Citation: Heeren A (2018) Commentary: The Impact of Digital Technology on Psychological Treatments and Their Dissemination. Front. Psychol. 9:1571. doi: 10.3389/fpsyg.2018.01571
Received: 01 June 2018; Accepted: 07 August 2018;
Published: 28 August 2018.
Edited by:Giada Pietrabissa, Università Cattolica del Sacro Cuore, Italy
Reviewed by:Dario Cafagna, Università degli Studi eCampus, Italy
Copyright © 2018 Heeren. This is an open-access article distributed under the terms of the Creative Commons Attribution License (CC BY). The use, distribution or reproduction in other forums is permitted, provided the original author(s) and the copyright owner(s) are credited and that the original publication in this journal is cited, in accordance with accepted academic practice. No use, distribution or reproduction is permitted which does not comply with these terms.
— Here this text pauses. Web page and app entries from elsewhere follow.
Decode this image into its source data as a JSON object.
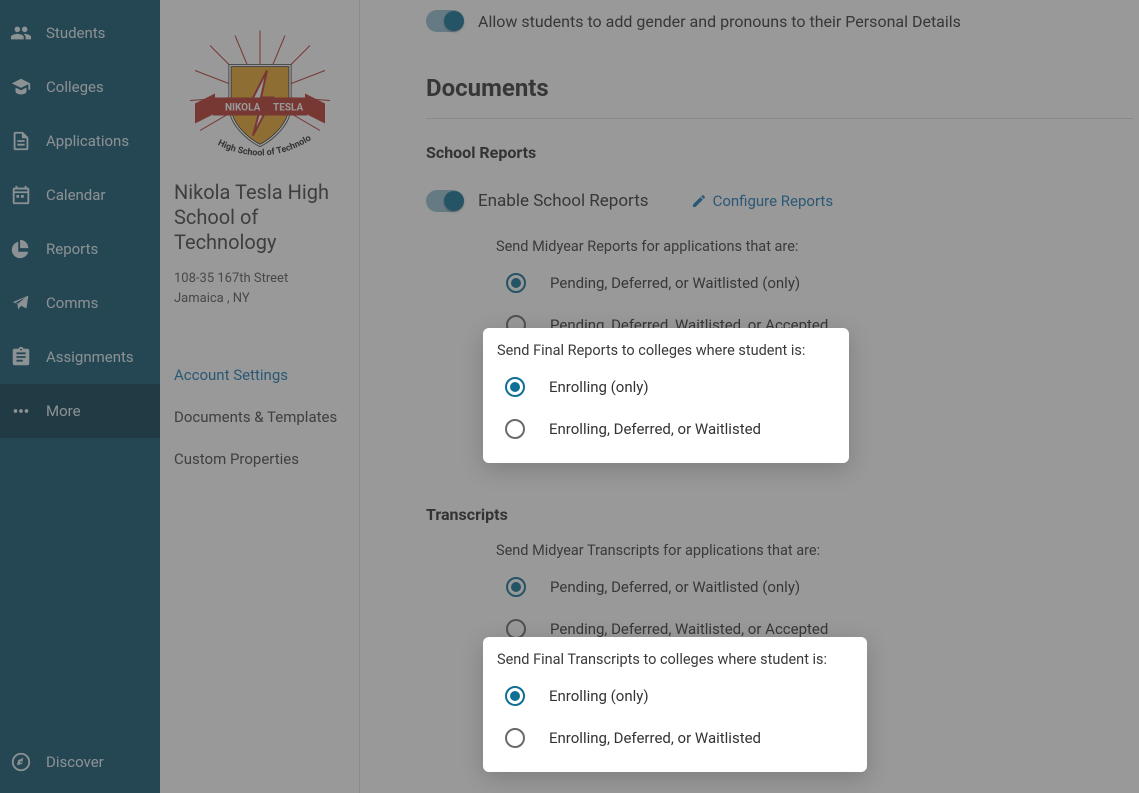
{
  "nav": {
    "students": "Students",
    "colleges": "Colleges",
    "applications": "Applications",
    "calendar": "Calendar",
    "reports": "Reports",
    "comms": "Comms",
    "assignments": "Assignments",
    "more": "More",
    "discover": "Discover"
  },
  "school": {
    "name": "Nikola Tesla High School of Technology",
    "addr1": "108-35 167th Street",
    "addr2": "Jamaica , NY",
    "ribbon_left": "NIKOLA",
    "ribbon_right": "TESLA",
    "motto": "High School of Technology"
  },
  "local_nav": {
    "account": "Account Settings",
    "docs": "Documents & Templates",
    "custom": "Custom Properties"
  },
  "content": {
    "pronouns_toggle": "Allow students to add gender and pronouns to their Personal Details",
    "documents_heading": "Documents",
    "school_reports_heading": "School Reports",
    "enable_reports": "Enable School Reports",
    "configure_reports": "Configure Reports",
    "midyear_reports_label": "Send Midyear Reports for applications that are:",
    "midyear_opt1": "Pending, Deferred, or Waitlisted (only)",
    "midyear_opt2": "Pending, Deferred, Waitlisted, or Accepted",
    "final_reports_label": "Send Final Reports to colleges where student is:",
    "final_opt1": "Enrolling (only)",
    "final_opt2": "Enrolling, Deferred, or Waitlisted",
    "transcripts_heading": "Transcripts",
    "midyear_transcripts_label": "Send Midyear Transcripts for applications that are:",
    "t_midyear_opt1": "Pending, Deferred, or Waitlisted (only)",
    "t_midyear_opt2": "Pending, Deferred, Waitlisted, or Accepted",
    "final_transcripts_label": "Send Final Transcripts to colleges where student is:",
    "t_final_opt1": "Enrolling (only)",
    "t_final_opt2": "Enrolling, Deferred, or Waitlisted"
  }
}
*Correspondence: Alexandre Heeren, firstname.lastname@example.org